§ Task brief: Find the lines of data that contain the string "battery", then list them.

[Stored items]
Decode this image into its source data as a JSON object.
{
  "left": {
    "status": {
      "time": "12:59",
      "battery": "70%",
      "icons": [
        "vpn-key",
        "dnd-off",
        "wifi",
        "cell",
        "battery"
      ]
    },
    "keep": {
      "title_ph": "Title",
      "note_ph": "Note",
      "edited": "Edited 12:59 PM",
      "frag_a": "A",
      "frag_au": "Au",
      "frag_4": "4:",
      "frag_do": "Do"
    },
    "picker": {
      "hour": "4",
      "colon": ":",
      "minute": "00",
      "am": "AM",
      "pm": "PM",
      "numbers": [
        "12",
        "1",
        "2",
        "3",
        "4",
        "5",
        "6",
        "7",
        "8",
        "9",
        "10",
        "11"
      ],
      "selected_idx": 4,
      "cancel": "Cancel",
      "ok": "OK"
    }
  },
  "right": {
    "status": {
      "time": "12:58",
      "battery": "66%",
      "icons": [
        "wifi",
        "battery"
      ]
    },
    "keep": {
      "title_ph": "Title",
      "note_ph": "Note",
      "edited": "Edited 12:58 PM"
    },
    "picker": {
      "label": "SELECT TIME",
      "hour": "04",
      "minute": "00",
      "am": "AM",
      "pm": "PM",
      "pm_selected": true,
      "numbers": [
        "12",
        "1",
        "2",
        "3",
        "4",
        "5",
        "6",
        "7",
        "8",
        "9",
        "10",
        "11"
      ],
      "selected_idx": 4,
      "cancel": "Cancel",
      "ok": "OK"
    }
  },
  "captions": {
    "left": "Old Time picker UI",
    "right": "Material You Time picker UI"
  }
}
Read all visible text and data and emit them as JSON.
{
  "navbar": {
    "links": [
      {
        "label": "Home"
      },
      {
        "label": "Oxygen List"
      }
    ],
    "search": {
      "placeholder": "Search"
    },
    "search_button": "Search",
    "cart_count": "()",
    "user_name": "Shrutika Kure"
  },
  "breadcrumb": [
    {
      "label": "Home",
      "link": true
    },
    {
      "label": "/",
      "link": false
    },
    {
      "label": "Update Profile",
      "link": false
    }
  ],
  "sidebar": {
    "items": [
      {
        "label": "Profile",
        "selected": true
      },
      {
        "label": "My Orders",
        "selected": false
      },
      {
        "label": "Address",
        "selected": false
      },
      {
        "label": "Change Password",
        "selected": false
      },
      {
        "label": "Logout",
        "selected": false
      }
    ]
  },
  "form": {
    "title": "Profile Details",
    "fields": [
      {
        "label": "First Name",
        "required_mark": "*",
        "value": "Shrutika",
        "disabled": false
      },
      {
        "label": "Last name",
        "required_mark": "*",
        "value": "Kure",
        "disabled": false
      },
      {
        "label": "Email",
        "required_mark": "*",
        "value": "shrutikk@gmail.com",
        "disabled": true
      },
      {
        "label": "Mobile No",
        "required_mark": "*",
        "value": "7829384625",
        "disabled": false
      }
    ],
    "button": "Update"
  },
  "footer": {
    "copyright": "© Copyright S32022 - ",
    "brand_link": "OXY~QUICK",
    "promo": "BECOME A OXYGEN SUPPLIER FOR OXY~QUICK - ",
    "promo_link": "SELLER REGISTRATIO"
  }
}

§ Task result:
      "battery": "70%",
        "battery"
      "battery": "66%",
        "battery"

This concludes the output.